    Comment by Velikiye Kniaz — January 11, 2009 @ 4:39 pm

  5. I’m not sure if any additional revelations would be added due to the JS Papers, but there are skads of corrections to headers (revelation dates and places) that have been found. It would be interesting to see if they would make textual changes to the Revelations themselves. Between the Critical Book of Mormon text and the JSP, though, it seems like a new edition makes sense. I wouldn’t expect anything for at least 20 years, though.

    Comment by J. Stapley — January 11, 2009 @ 7:51 pm

  6. I still have the copy of the Book of Mormon published in 1974 that my grandparents gave me for my baptism in 1980. I’m guessing it’s the 1920 edition. I keep it for sentimental reasons, and not because I actually ever read from it: as Kevin Barney said, the cross referencing is awful.

    That said, it is gratifying to read the announcement above, with its references to making the new edition “a helpful and attractive volume” and more easily read, “Bible style.” Onward and upward!

    Still crossing my fingers for a NIV-style edition of the Book of Mormon…

    Comment by Hunter — January 11, 2009 @ 10:16 pm

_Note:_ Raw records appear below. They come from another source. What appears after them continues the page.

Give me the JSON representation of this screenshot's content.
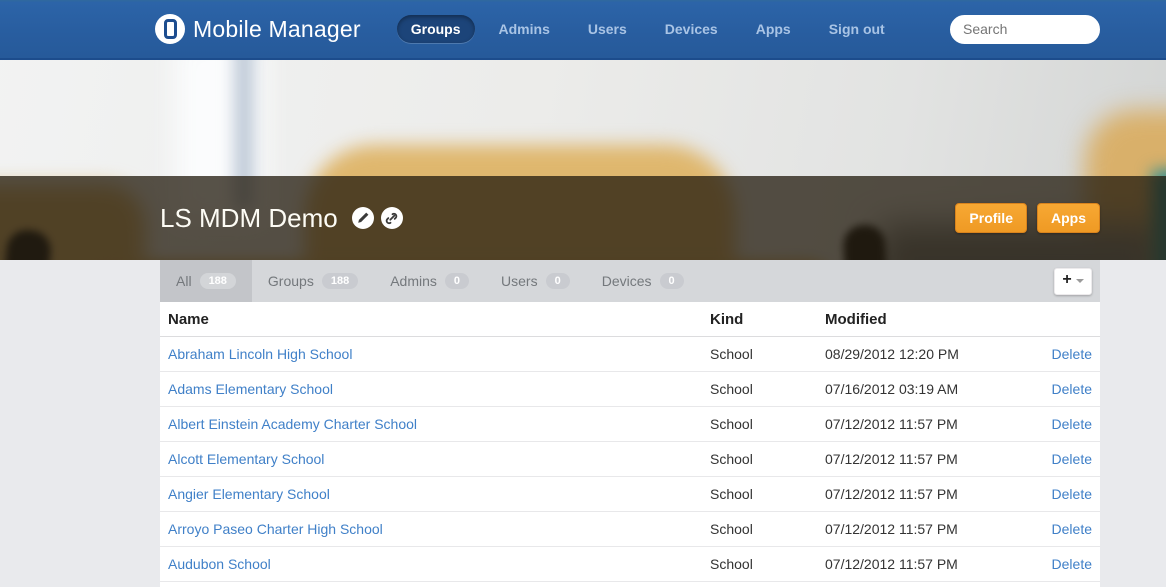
{
  "navbar": {
    "brand": "Mobile Manager",
    "items": [
      {
        "label": "Groups",
        "active": true
      },
      {
        "label": "Admins",
        "active": false
      },
      {
        "label": "Users",
        "active": false
      },
      {
        "label": "Devices",
        "active": false
      },
      {
        "label": "Apps",
        "active": false
      },
      {
        "label": "Sign out",
        "active": false
      }
    ],
    "search_placeholder": "Search"
  },
  "hero": {
    "title": "LS MDM Demo",
    "icon_buttons": [
      "edit-pencil",
      "link"
    ],
    "buttons": [
      {
        "label": "Profile"
      },
      {
        "label": "Apps"
      }
    ],
    "accent_color": "#f0a028"
  },
  "tabs": [
    {
      "label": "All",
      "count": "188",
      "active": true
    },
    {
      "label": "Groups",
      "count": "188",
      "active": false
    },
    {
      "label": "Admins",
      "count": "0",
      "active": false
    },
    {
      "label": "Users",
      "count": "0",
      "active": false
    },
    {
      "label": "Devices",
      "count": "0",
      "active": false
    }
  ],
  "add_button": {
    "glyph": "+"
  },
  "table": {
    "columns": [
      "Name",
      "Kind",
      "Modified"
    ],
    "action_label": "Delete",
    "rows": [
      {
        "name": "Abraham Lincoln High School",
        "kind": "School",
        "modified": "08/29/2012 12:20 PM"
      },
      {
        "name": "Adams Elementary School",
        "kind": "School",
        "modified": "07/16/2012 03:19 AM"
      },
      {
        "name": "Albert Einstein Academy Charter School",
        "kind": "School",
        "modified": "07/12/2012 11:57 PM"
      },
      {
        "name": "Alcott Elementary School",
        "kind": "School",
        "modified": "07/12/2012 11:57 PM"
      },
      {
        "name": "Angier Elementary School",
        "kind": "School",
        "modified": "07/12/2012 11:57 PM"
      },
      {
        "name": "Arroyo Paseo Charter High School",
        "kind": "School",
        "modified": "07/12/2012 11:57 PM"
      },
      {
        "name": "Audubon School",
        "kind": "School",
        "modified": "07/12/2012 11:57 PM"
      }
    ]
  },
  "colors": {
    "navbar_blue": "#285d9f",
    "active_pill": "#1c4479",
    "link_blue": "#4080c8",
    "tabbar_gray": "#d5d7da",
    "orange": "#f0a028"
  }
}
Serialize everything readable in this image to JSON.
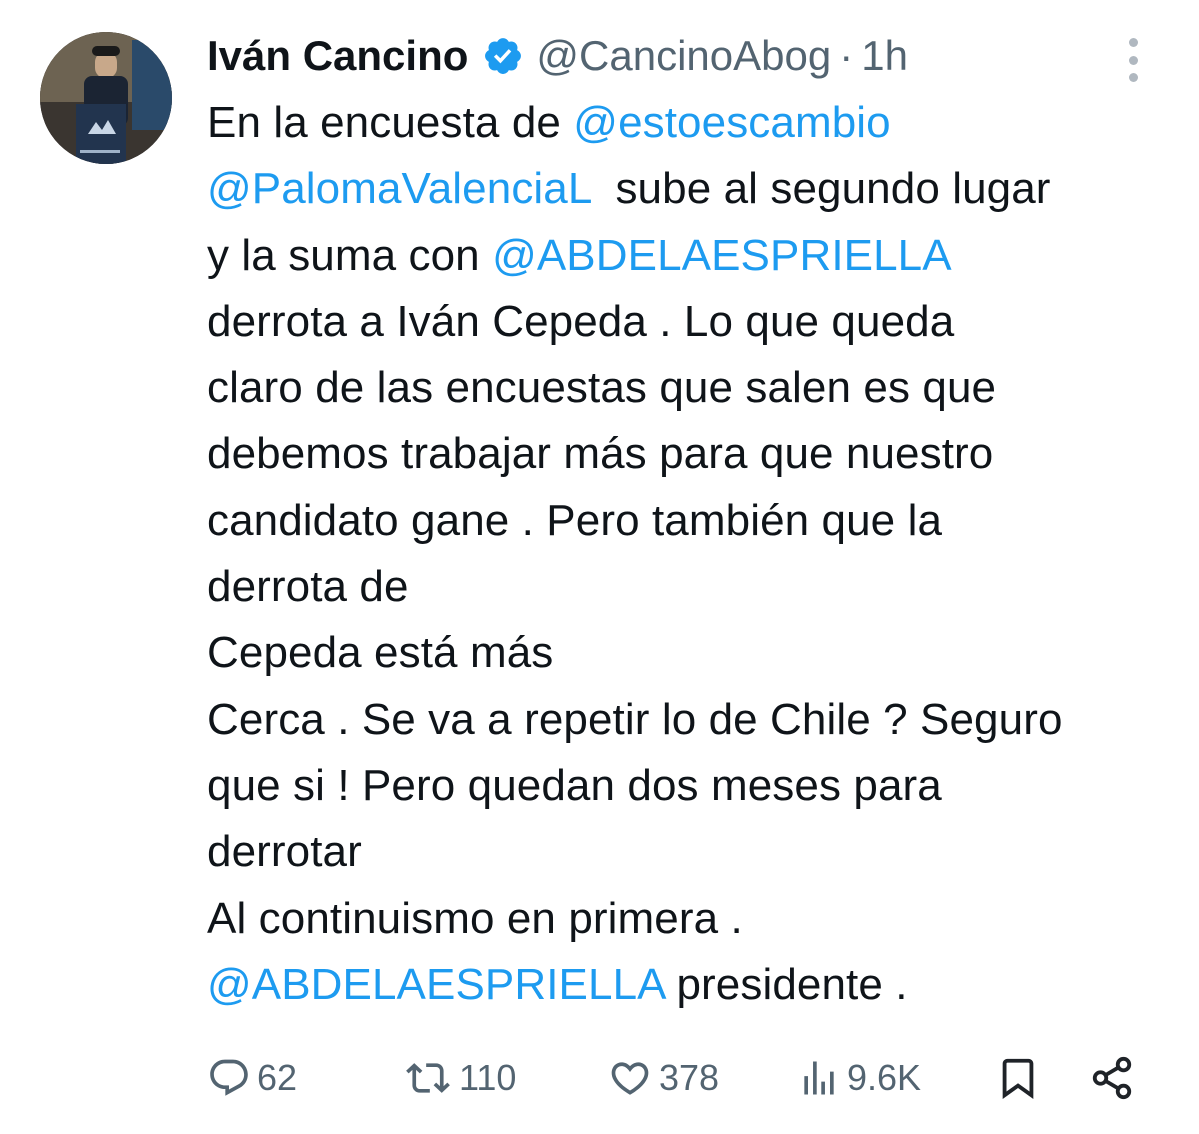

  7. I used the 1921 edition Quad my grandparents purchased for me for my mission (1978-80). My first look at the new scriptures were on my mission when Elder Gene R. Cook brought them out for us to look at/handle during a missionary conference. His were unmarked, because he was still very much attached to his old set that were also displayed, and very marked up.
    I have gone through a few sets of the new scriptures. I like putting side notes through out, sharing my ideas on scriptures. When I feel a set is satisfactory, I give it to one of my kids or grandkids. Then I start fresh, which forces me to look at the scriptures from my current level of understanding, rather than only at previous levels of understanding.

    I would like to see a new edition that improves upon the helps. While I admire the apostle, the helps and headers in the 1979 edition just have too much of Bruce R. McConkie in them. Our BoM and Biblical scholarship has leaped forward as much in the last 30 years, as in the previous century and a half. Our study aids should reflect this.

    Comment by Rameumptom — January 12, 2009 @ 7:05 am

  8. Wasn’t the 1921 edition the first to exclude the Lectures on Faith? I’m surprised they didn’t mention the omission. Or maybe I’m just wrong :)

    Comment by Meghan — January 13, 2009 @ 5:24 pm

  9. I believe that the 1921 cross-referencing system utilized a page number-verse number system, which seemed pretty straightforward to me.

    In 1965 there was a British blue hard cover printing of the Book of Mormon available in the U.S., with rounded corners for both the cover and the pages. This made the book easy to handle and carry around. It also had wide page margins in which to write the wise things Robert K. Thomas had to say in Book of Mormon class concerning the text. I really miss this edition.

    Comment by Stephen Taylor — January 21, 2009 @ 10:54 pm

  10. I just bought a copy of the book of mormon at a garage sale today. It was unique in that the cover of the book of mormon was a paperback and the cover was gold and marked as the golden plates were back in the time I suppose. A really fun find. Neat pictures.

    Comment by Virginia — June 19, 2010 @ 7:08 pm

  11. I remember those gold foil covers — from sometime in the ’70s, if I remember right. Lots of fun.

    Comment by Ardis E. Parshall — June 19, 2010 @ 7:55 pm

  12. A neighbor in the ward I grew up in, Davidjohn Stosich, designed the gold foil covers. The church prepared that edition, and one with the Tom Lovell painting “Mormon Abridging the Plates” on the cover for a World’s Fair. They evidently thought a “mainstream cover” would resonate better.

    Comment by Clark — June 21, 2010 @ 8:26 am

Leave a comment

RSS feed for comments on this post.
TrackBack URI